Opinion by Jim Magagna
Jim Magagna, Executive Vice President, Wyoming Stock Growers Association
Sunday October 1, 2012 – The day that wolves were delisted in Wyoming (for the second time)! Some may view this as a day of celebration. Others may have taken up the challenge of killing a wolf on this first day. For Wyoming ranchers, Sunday might better be described as a day of Thanksgiving. Ranchers do not have a passion for killing wolves. We have a passion for protecting our livestock and defending our private property. This is a passion that most Americans do not understand. They have been falsely led by wolf advocacy groups to believe that Wyoming ranchers are killers. Today, our right to protect our livestock has been restored in one significant way. For that we are thankful.
Ranchers are also thankful to Governor Matt Mead and his staff, who led the way in securing a delisting on Wyoming’s terms. Ranchers should be thankful to each of Wyoming’s agricultural organizations that never wavered in their resolve to maintain the predator status of wolves in the greatest possible area of the state.
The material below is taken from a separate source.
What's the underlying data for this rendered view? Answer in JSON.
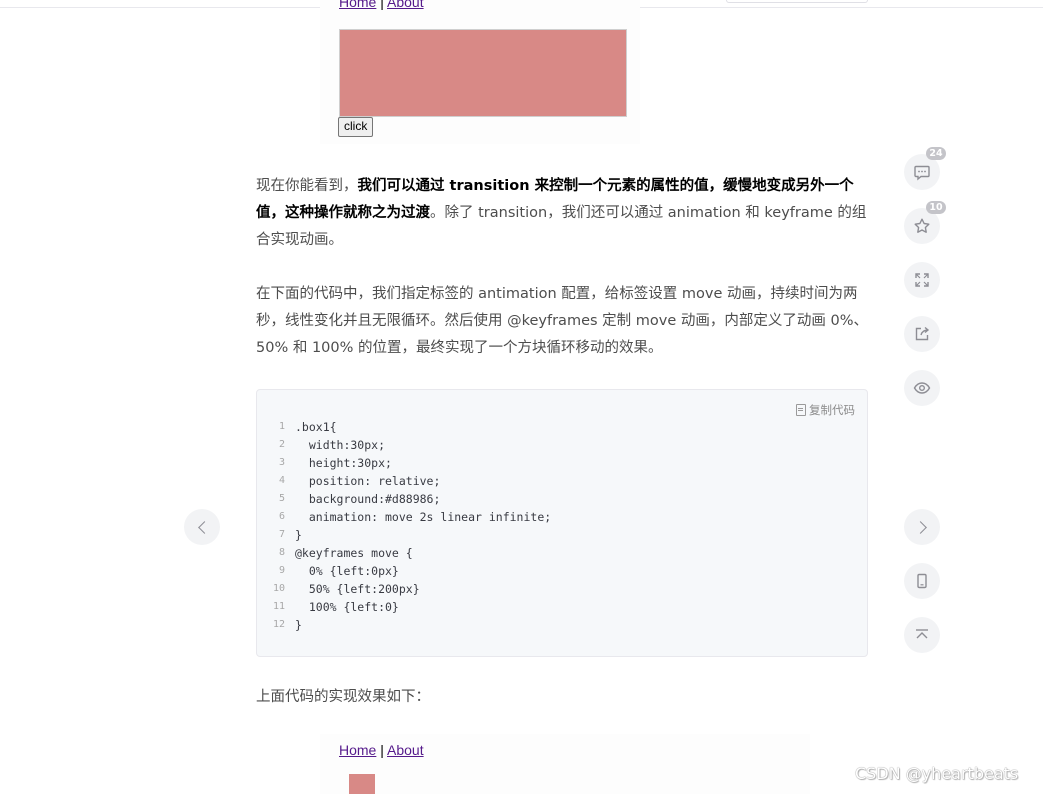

We are thankful to those sportsmen’s organizations that stood with us in this struggle. We are grateful to those of our neighbors who have agreed to accept the heavier burden of being in the trophy game or flex areas of the state. This was a team effort.
As in so much of life, with success comes responsibility. Ranchers in the trophy game and flex areas must take the time to inform themselves regarding the complexities of property defense, take permits, reporting requirements and compensation criteria. Those who kill a wolf in the predator area must meet the requirement of reporting that kill, including the location and the sex of the animal, to the Wyoming Game and Fish Department within 10 days. We should willingly comply with the request that we voluntarily submit a hair or other sample for genetic testing.
Our actions can do much to demonstrate our true passion for the protection of our livestock. For a rancher, the decision to shoot a wolf is a business decision. Like our many other business decisions, it should be executed and publicized with discretion. Let us not feed the coffers of the wolf advocates with statements, photos and actions that facilitate their portrayal of ranchers as “blood thirsty wolf killers.” The Wyoming rancher’s response to this hard fought victory should, like all else in our daily lives, reflect the Code of the West that we have worked to perfect throughout our history.